Julie Cullen, who hopes to pursue a career as a concert modern dancer after graduation, agrees: “The choreographers and company members that come to Montclair State create a professional environment for the dancers, which teaches us the value of a mental and physical commitment to the movement and art form.”

This year’s Works-A-Foot concert will be Dunbar’s last performance as a dance major. “I look forward to performing with all of my fellow dancers one last time and hope to end my time here on a high note,” he says.

There’s no business like show business
December 6 is opening night at the L. Howard Fox Theatre for Falsettos, which will run through December 11. Falsettos is an award-winning, through-sung musical by William Finn, author of The 25th Annual Putnam County Spelling Bee.

“Students benefit from Falsettos in two ways,” says Musical Theatre Professor Joe Joyce, who is the show’s director. “Finn’s music is incredibly detailed and complex, requiring that all student cast members be at the top of their game musically and vocally.”

Students have also learned about HIV and AIDS, because Falsettos is about the early years of the epidemic. “My cast and our student designers and crew have been inspired to take direct responsibility for their own well-being and that of their family, friends and community,” Joyce adds.
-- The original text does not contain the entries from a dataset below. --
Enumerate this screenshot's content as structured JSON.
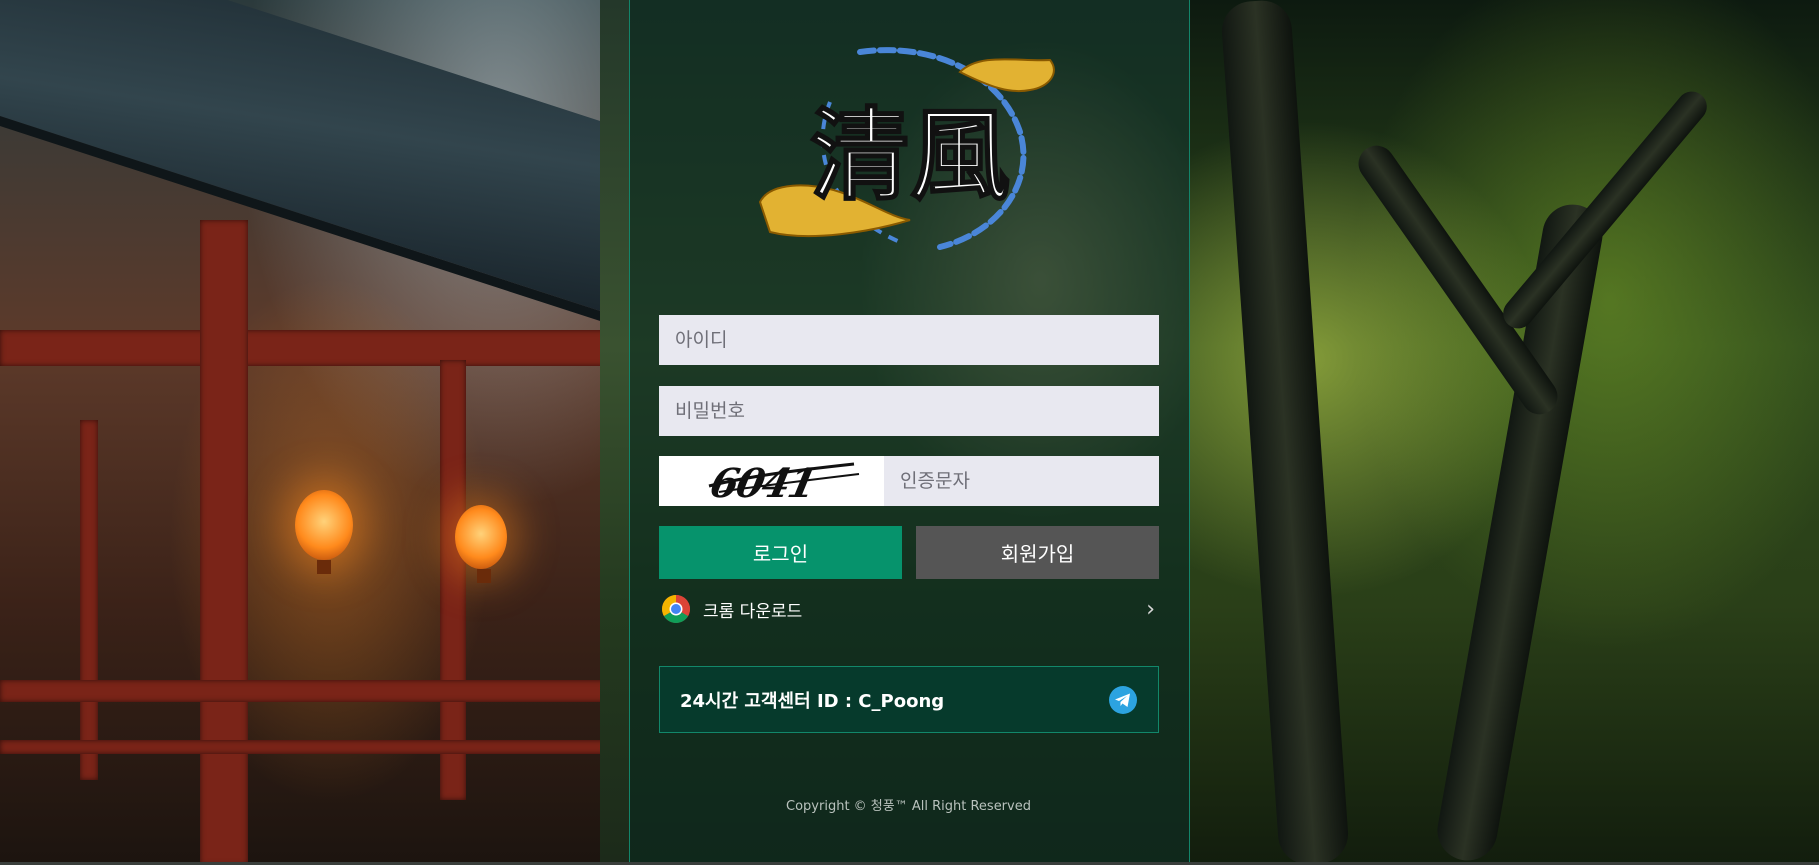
{
  "logo": {
    "text": "清風",
    "colors": {
      "ink": "#ffffff",
      "gold": "#e2b232",
      "blue": "#4a86d8"
    }
  },
  "form": {
    "id_placeholder": "아이디",
    "password_placeholder": "비밀번호",
    "captcha_text": "6041",
    "captcha_placeholder": "인증문자",
    "login_label": "로그인",
    "join_label": "회원가입"
  },
  "chrome": {
    "label": "크롬 다운로드",
    "icon": "chrome-icon",
    "chevron": "›"
  },
  "support": {
    "label": "24시간 고객센터 ID : C_Poong",
    "icon": "telegram-icon"
  },
  "footer": {
    "copyright": "Copyright © 청풍™ All Right Reserved"
  },
  "colors": {
    "accent": "#06936c",
    "join_button": "#555555",
    "panel_border": "#13856a",
    "input_bg": "#e8e8f0"
  }
}
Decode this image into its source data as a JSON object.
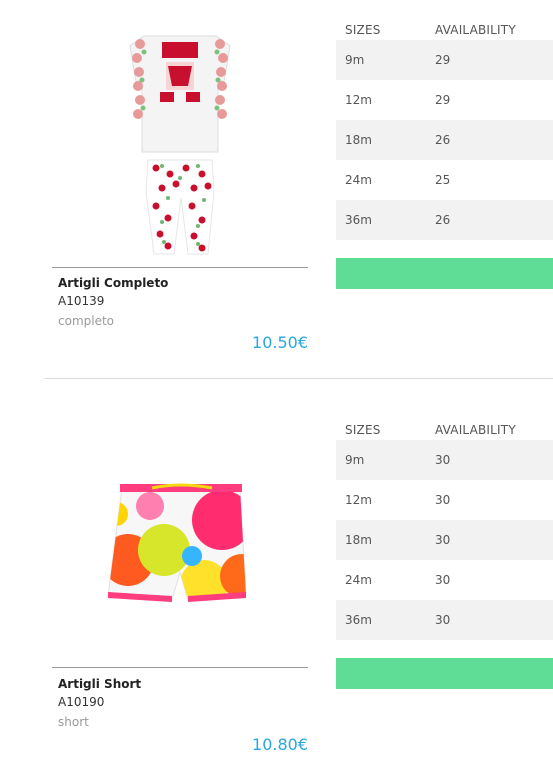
{
  "table_headers": {
    "sizes": "SIZES",
    "availability": "AVAILABILITY"
  },
  "products": [
    {
      "name": "Artigli Completo",
      "code": "A10139",
      "category": "completo",
      "price": "10.50€",
      "rows": [
        {
          "size": "9m",
          "qty": "29"
        },
        {
          "size": "12m",
          "qty": "29"
        },
        {
          "size": "18m",
          "qty": "26"
        },
        {
          "size": "24m",
          "qty": "25"
        },
        {
          "size": "36m",
          "qty": "26"
        }
      ]
    },
    {
      "name": "Artigli Short",
      "code": "A10190",
      "category": "short",
      "price": "10.80€",
      "rows": [
        {
          "size": "9m",
          "qty": "30"
        },
        {
          "size": "12m",
          "qty": "30"
        },
        {
          "size": "18m",
          "qty": "30"
        },
        {
          "size": "24m",
          "qty": "30"
        },
        {
          "size": "36m",
          "qty": "30"
        }
      ]
    }
  ],
  "colors": {
    "price": "#2aa6df",
    "button": "#5fdd97",
    "row_alt": "#f2f2f2"
  }
}
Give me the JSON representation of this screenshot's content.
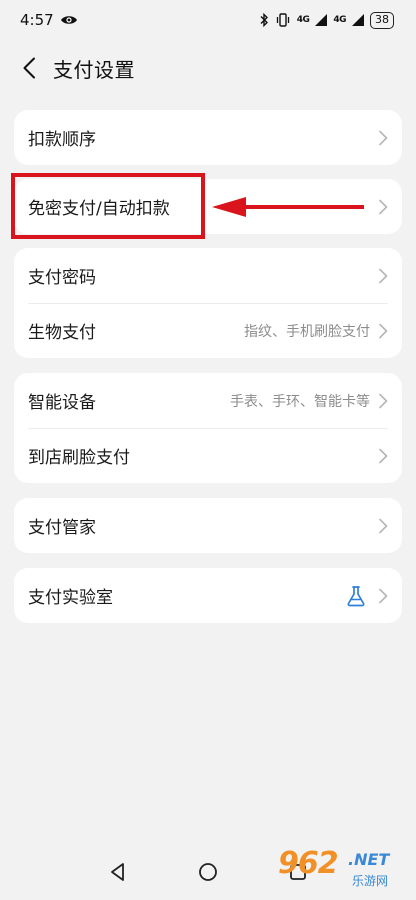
{
  "status_bar": {
    "time": "4:57",
    "signal_1": "4G",
    "signal_2": "4G",
    "battery": "38"
  },
  "header": {
    "title": "支付设置"
  },
  "groups": [
    {
      "rows": [
        {
          "label": "扣款顺序",
          "value": ""
        }
      ]
    },
    {
      "rows": [
        {
          "label": "免密支付/自动扣款",
          "value": ""
        }
      ]
    },
    {
      "rows": [
        {
          "label": "支付密码",
          "value": ""
        },
        {
          "label": "生物支付",
          "value": "指纹、手机刷脸支付"
        }
      ]
    },
    {
      "rows": [
        {
          "label": "智能设备",
          "value": "手表、手环、智能卡等"
        },
        {
          "label": "到店刷脸支付",
          "value": ""
        }
      ]
    },
    {
      "rows": [
        {
          "label": "支付管家",
          "value": ""
        }
      ]
    },
    {
      "rows": [
        {
          "label": "支付实验室",
          "value": ""
        }
      ]
    }
  ],
  "watermark": {
    "main": "962",
    "net": ".NET",
    "sub": "乐游网"
  },
  "colors": {
    "background": "#f2f2f2",
    "card": "#ffffff",
    "annotation_red": "#d9141c",
    "flask_blue": "#2f7fd6",
    "chevron": "#b5b5b5"
  }
}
A section of the famous AIDS Memorial Quilt will be on display at the University’s Memorial Auditorium beginning December 5.

Between 60 and 70 students are working on the production. “We have six students in the cast, four in the orchestra, 10 student designers, two student stage managers and 10-15 in the running crew. Almost 40 students have worked on the scene painting of the set design by student, Tim DiGregorio” Joyce says.

According to Joyce, DiGregorio’s design pays homage to the artist Keith Haring, who died in 1990 of AIDS-related complications. “Tim was able to get a wealth of information and inspiration about Haring from his good friend, Bill T. Jones.”

Theatre students have ample exposure to working professionals. Montclair State alumnus Rob McClure, who received a Tony nod for his performance in Broadway’s Chaplin, recently gave a master class on campus for musical theatre and acting majors.

Joyce fully expects all six of the Montclair State student cast members in Falsettos to pursue careers in musical theatre. “Our seventh cast member, twelve-year-old Jacob Tall is an excellent young actor who is already interested in majoring in musical theatre at Montclair State. I believe he, too, will pursue a professional career.”

Montclair State is clearly preparing tomorrow’s stars today. “At Montclair State, we truly get to do it all,” concludes McCall. “The way I get to experience it all here is a tremendous honor that I plan on making the most of.”

For a full schedule of upcoming music, dance and theater performances, visit Arts Calendar.